Most of the $533 million to support these 2008 grants will come from terminating grants to General Clinical Research Centers and some will come from the NIH Roadmap. NCRR said that when the CTSA program, which now includes a total of 38 member institutions, is fully implemented in 2012 it will fund a total of 60 centers with a total annual budget of $500 million.
Harvard University netted the biggest funding haul in this round of grants, landing $118 million. The University of Colorado, Denver, will receive $76 million and the University of North Carolina at Chapel Hill will pull in $61 million.
Additional allotments include: $22 million for the Albert Einstein College of Medicine of Yeshiva University; $23 million for Boston University; $25 million for the Indiana University School of Medicine; $29 million for Northwestern University; $34 million for Ohio State University; $20 million for the Scripps Research Institute; $30 million to Stanford University; $20 million to Tufts University;$27 million for the University of Alabama at Birmingham; $26 million for the University of Texas Health Science Center at San Antonio; and $23 million for the University of Utah.

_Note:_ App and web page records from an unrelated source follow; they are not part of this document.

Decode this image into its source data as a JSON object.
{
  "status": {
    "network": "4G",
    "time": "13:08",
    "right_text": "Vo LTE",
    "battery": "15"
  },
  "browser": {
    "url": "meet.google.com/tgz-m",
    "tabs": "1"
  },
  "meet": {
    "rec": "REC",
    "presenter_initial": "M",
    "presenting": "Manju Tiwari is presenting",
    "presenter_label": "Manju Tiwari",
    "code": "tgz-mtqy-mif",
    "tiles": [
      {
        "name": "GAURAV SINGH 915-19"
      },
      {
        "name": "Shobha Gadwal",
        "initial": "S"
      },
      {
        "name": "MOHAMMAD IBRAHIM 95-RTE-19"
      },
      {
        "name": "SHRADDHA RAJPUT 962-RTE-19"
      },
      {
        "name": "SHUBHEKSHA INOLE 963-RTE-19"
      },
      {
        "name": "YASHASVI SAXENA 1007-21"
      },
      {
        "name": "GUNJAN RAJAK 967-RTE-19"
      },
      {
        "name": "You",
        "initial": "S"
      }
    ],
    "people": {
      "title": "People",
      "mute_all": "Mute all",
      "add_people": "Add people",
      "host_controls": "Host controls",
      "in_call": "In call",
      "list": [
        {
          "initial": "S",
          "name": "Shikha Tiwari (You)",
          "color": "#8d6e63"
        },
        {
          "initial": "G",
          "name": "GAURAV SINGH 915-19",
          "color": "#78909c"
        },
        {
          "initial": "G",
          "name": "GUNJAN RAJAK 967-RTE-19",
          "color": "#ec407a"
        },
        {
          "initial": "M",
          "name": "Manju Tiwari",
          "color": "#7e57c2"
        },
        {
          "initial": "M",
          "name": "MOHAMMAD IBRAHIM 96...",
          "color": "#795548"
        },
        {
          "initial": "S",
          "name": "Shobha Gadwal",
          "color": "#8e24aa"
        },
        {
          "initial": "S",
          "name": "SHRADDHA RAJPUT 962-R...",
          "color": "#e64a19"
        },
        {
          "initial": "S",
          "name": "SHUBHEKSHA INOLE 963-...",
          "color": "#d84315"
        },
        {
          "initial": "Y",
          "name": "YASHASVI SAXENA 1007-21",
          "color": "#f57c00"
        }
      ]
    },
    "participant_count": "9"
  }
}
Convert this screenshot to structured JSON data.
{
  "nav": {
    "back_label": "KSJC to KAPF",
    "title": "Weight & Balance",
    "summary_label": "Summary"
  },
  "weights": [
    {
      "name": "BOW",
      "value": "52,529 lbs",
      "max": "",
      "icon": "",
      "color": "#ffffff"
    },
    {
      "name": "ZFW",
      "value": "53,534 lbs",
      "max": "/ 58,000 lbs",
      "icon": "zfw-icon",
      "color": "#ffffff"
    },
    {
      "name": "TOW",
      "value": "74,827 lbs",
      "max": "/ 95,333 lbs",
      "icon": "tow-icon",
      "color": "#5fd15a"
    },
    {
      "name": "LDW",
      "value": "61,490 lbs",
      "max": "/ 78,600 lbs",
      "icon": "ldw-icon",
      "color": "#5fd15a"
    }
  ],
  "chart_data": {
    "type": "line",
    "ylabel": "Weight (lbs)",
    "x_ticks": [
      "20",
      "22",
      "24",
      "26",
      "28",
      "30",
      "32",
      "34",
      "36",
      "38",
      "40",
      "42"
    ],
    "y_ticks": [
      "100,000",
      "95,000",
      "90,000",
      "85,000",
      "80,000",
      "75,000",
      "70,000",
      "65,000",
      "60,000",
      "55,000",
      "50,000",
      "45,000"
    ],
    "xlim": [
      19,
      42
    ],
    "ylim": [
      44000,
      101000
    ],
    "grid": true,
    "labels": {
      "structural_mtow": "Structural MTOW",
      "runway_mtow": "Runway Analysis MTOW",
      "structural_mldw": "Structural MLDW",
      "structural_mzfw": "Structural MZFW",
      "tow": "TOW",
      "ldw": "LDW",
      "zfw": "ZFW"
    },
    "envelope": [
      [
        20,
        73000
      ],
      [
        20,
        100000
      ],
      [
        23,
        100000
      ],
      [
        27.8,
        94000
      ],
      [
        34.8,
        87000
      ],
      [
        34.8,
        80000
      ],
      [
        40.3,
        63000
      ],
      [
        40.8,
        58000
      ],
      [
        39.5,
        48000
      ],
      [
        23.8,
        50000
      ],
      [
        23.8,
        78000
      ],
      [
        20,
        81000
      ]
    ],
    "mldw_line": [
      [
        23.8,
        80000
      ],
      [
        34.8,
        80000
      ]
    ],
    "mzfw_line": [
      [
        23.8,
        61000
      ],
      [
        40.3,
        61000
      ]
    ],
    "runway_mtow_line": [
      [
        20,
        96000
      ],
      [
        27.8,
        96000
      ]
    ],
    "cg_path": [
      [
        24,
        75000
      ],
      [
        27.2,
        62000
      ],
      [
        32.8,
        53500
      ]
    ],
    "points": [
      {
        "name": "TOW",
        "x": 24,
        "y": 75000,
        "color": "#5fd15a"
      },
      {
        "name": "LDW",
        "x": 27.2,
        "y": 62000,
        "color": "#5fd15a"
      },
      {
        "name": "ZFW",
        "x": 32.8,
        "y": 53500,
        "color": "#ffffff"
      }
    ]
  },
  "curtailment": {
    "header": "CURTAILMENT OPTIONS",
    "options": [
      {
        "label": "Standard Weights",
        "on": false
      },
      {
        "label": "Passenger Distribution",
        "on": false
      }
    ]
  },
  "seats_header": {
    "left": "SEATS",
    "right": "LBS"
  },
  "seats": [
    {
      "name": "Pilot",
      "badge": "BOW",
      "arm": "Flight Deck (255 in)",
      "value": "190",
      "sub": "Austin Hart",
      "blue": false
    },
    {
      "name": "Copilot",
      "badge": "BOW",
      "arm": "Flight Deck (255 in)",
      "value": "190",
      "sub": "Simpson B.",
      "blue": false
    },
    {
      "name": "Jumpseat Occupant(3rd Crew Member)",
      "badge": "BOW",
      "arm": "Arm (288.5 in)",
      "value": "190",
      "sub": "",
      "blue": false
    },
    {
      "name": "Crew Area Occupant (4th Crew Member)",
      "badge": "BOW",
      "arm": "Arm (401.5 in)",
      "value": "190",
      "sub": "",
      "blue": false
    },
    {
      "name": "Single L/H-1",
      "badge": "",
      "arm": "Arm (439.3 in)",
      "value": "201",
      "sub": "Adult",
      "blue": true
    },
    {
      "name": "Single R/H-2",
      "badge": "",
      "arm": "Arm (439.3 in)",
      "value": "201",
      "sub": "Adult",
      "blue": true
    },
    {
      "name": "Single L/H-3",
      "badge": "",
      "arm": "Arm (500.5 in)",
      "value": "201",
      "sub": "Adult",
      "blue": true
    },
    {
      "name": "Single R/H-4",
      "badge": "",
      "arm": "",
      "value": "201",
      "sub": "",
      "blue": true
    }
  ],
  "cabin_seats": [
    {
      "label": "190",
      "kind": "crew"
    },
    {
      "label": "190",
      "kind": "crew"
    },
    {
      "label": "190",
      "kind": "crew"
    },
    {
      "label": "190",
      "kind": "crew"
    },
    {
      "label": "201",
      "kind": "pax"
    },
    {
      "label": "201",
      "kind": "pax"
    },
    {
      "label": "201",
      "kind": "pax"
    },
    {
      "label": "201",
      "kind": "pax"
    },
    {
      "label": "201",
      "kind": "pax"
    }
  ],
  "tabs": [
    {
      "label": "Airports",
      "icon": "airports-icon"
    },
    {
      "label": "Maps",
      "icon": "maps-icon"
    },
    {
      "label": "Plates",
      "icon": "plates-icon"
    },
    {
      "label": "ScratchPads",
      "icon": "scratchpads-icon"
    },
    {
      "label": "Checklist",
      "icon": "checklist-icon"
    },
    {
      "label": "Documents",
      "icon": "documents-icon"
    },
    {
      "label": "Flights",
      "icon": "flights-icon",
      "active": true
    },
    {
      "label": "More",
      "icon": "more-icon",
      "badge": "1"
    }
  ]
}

The CTSA program so far has assembled interdisciplinary teams including geneticists, biologists, clinical researchers, nurses, pharmacists, and a variety of other specialists, and it has funded a number of programs that have promoted partnerships and expansion of translational research partnerships and programs at many institutions.